— Saved data entries —
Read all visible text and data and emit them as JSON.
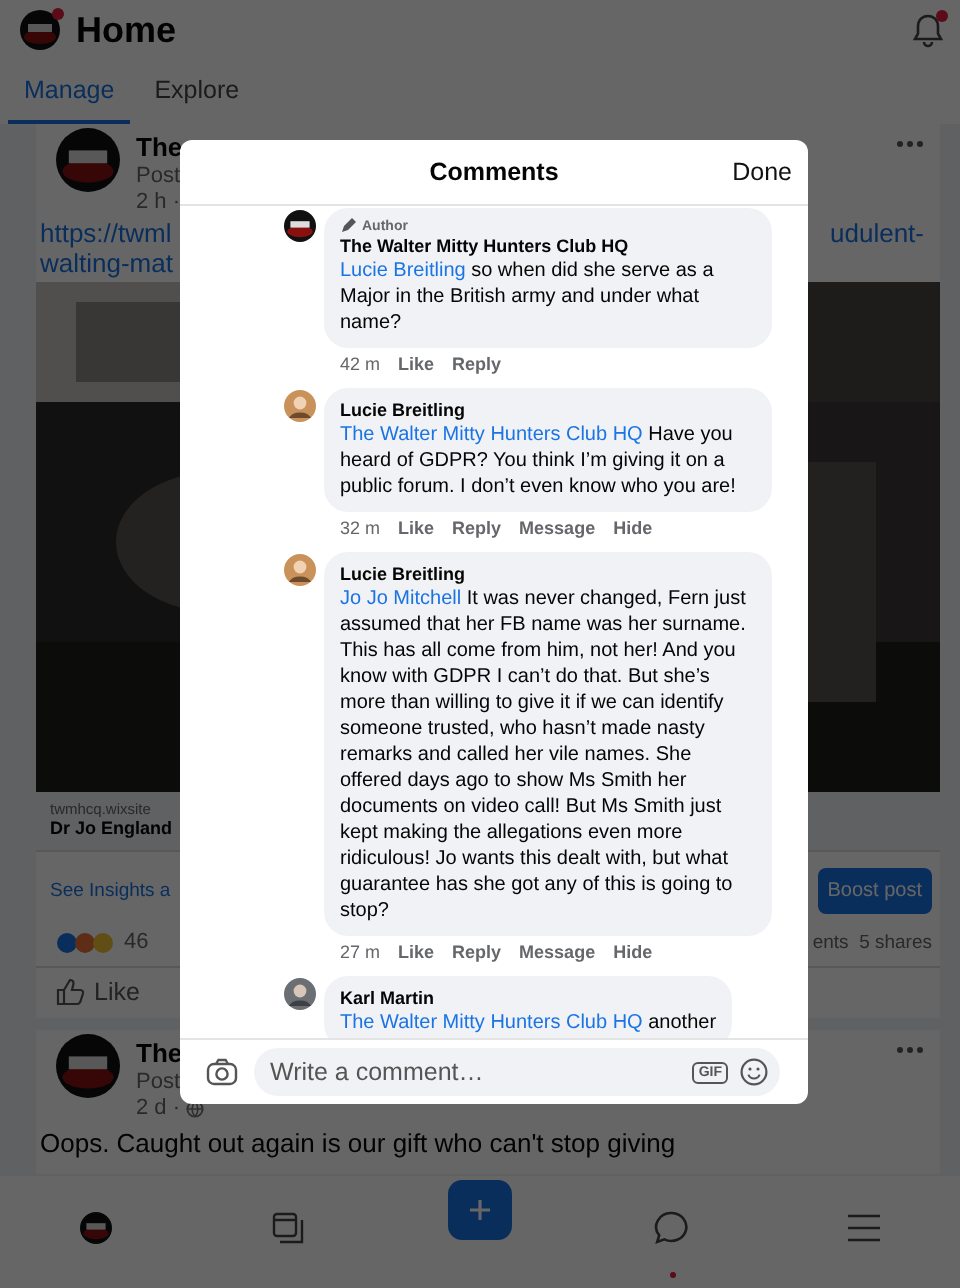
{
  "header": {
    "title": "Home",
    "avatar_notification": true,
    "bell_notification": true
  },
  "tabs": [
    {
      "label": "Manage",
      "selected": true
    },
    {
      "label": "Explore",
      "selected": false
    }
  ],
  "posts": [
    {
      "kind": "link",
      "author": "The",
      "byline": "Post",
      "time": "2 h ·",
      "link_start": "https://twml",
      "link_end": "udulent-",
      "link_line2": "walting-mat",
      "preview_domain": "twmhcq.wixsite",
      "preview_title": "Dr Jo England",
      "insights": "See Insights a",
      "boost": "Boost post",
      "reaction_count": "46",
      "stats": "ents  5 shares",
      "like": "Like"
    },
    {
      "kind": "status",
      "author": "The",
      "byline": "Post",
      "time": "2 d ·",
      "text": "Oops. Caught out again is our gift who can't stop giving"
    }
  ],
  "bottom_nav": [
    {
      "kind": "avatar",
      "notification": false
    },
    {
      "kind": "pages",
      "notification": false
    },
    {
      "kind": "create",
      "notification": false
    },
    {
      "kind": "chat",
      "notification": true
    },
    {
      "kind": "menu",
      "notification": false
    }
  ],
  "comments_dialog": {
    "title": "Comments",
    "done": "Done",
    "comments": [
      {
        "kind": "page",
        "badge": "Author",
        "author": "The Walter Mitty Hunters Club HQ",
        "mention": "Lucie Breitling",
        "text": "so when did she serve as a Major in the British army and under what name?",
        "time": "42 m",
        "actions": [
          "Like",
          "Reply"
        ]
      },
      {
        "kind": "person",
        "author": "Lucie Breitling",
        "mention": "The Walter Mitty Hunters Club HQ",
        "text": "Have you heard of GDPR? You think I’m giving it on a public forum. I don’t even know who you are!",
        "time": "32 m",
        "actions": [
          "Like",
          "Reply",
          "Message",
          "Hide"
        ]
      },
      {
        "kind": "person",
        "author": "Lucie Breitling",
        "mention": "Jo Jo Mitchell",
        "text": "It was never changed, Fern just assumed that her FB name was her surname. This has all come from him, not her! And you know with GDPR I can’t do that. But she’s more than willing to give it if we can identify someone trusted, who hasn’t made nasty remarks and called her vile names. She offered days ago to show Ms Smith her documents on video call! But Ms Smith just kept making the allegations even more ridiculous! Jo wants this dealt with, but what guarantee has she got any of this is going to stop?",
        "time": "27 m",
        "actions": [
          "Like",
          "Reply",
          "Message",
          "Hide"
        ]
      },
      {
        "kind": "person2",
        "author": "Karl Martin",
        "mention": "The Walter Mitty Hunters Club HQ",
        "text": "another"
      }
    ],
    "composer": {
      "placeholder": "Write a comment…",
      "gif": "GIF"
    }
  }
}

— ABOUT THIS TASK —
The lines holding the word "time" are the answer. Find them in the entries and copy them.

— OUTPUT FOR THIS TASK —
      "time": "2 h ·",
      "time": "2 d ·",
        "time": "42 m",
        "time": "32 m",
        "time": "27 m",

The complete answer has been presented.